Supplied records →

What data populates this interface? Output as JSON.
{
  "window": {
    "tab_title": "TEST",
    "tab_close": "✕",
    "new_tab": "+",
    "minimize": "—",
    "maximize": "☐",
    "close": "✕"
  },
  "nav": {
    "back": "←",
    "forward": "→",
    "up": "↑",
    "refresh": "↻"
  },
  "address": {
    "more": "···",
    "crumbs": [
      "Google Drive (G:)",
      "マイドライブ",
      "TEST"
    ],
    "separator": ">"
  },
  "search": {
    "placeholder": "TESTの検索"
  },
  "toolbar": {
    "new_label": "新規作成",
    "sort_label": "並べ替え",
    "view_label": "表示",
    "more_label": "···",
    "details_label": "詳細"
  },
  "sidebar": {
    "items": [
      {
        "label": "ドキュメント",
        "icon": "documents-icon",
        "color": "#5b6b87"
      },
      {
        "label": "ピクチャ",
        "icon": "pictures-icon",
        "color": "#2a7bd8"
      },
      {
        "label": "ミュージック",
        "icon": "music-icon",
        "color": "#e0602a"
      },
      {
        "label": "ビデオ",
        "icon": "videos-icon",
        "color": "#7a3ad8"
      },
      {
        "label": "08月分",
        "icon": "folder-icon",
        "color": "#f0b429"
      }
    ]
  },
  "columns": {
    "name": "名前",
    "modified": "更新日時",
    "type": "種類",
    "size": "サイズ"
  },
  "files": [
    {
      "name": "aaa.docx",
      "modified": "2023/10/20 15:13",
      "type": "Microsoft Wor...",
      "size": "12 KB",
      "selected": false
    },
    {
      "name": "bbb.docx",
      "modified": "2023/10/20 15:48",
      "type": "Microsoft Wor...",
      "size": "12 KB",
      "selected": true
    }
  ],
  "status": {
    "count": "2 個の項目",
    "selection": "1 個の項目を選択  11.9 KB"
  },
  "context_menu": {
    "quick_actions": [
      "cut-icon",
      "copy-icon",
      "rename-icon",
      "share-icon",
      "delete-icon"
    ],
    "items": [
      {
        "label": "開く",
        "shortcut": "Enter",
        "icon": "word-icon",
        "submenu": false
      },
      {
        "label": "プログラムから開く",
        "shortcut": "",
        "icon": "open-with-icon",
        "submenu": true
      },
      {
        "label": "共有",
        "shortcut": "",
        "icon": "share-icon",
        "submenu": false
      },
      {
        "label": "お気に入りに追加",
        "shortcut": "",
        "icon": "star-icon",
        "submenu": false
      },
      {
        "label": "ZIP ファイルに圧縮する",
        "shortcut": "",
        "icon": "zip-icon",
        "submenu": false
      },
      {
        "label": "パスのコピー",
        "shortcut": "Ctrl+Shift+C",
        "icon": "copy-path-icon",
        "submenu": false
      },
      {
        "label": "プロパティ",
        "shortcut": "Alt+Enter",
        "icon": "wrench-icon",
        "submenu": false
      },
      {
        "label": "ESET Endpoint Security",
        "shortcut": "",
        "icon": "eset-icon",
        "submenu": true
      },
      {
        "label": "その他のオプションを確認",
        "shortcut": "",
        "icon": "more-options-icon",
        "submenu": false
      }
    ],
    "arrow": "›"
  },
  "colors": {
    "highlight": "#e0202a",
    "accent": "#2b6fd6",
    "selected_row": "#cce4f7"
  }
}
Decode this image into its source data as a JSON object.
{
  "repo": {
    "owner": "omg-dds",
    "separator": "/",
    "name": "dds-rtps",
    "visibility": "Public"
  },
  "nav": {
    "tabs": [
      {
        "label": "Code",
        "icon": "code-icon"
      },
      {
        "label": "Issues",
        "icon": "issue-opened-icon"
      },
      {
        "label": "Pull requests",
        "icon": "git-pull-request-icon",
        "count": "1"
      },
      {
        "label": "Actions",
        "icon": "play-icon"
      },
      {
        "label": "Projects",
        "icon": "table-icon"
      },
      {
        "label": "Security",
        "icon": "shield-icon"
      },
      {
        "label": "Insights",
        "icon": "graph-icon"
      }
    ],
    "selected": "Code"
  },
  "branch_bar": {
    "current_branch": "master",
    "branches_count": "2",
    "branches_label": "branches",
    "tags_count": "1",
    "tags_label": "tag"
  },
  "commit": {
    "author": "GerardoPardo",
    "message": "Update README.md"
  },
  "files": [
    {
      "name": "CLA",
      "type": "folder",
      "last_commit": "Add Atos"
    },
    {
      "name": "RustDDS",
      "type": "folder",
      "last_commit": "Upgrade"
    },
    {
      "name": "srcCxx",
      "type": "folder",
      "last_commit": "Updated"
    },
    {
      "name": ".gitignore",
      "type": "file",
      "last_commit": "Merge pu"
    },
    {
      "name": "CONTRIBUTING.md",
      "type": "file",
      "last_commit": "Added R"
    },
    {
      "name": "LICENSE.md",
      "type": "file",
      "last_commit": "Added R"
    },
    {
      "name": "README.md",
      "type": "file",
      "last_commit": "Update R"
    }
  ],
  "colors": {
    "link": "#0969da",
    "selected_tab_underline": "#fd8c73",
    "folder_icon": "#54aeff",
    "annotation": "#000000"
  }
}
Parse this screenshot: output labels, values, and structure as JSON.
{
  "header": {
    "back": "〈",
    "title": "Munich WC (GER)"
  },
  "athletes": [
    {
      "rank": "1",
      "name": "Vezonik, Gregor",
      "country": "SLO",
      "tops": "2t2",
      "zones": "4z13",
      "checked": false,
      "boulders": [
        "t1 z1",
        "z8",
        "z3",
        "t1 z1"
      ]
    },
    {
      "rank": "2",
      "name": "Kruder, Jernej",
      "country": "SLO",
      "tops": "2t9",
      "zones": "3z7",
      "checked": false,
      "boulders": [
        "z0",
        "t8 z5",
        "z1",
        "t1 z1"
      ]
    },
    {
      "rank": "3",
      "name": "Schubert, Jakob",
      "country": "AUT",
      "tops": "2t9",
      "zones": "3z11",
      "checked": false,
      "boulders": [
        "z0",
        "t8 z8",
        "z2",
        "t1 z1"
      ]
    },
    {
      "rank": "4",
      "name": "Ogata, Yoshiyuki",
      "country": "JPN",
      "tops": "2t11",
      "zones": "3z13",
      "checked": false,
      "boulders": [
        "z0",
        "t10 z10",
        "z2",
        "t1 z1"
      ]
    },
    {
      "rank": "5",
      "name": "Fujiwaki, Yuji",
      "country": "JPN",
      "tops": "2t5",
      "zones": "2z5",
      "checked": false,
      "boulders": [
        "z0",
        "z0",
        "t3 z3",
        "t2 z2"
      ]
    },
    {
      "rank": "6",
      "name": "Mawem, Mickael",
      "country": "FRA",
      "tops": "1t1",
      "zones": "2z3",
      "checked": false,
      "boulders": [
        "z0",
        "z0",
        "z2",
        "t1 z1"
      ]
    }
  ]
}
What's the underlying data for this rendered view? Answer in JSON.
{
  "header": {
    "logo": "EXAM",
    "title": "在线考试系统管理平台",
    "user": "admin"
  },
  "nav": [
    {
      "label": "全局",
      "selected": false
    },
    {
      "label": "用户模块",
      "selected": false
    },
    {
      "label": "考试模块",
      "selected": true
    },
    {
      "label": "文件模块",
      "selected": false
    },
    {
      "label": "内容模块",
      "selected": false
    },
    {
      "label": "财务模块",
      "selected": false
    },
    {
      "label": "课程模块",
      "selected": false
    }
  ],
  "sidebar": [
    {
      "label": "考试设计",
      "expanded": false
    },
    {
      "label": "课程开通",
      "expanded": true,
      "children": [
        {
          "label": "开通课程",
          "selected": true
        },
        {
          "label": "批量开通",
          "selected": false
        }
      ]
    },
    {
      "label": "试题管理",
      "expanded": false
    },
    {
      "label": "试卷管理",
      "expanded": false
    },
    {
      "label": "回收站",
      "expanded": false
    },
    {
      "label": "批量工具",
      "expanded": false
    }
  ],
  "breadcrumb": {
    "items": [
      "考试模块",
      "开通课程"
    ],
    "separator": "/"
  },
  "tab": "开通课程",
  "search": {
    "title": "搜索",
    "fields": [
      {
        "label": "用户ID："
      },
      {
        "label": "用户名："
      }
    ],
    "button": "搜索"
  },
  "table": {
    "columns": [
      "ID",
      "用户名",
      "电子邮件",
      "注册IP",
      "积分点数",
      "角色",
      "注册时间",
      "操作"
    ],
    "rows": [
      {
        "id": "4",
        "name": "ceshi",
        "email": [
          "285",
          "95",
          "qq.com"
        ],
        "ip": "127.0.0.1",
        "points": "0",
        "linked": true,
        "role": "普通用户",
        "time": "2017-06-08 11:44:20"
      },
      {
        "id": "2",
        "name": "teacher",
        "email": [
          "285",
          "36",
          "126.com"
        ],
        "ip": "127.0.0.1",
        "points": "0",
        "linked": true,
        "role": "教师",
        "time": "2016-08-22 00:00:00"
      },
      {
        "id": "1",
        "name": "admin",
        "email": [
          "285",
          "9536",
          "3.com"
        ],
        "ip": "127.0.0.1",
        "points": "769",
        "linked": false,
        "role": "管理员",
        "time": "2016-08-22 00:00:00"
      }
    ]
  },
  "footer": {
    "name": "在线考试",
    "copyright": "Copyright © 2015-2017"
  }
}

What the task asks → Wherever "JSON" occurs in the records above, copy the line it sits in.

Solution to the exercise →
What data populates this interface? Output as JSON.
Decode this image into its source data as a JSON object.
Parse this screenshot: output labels, values, and structure as JSON.
What's the underlying data for this rendered view? Answer in JSON.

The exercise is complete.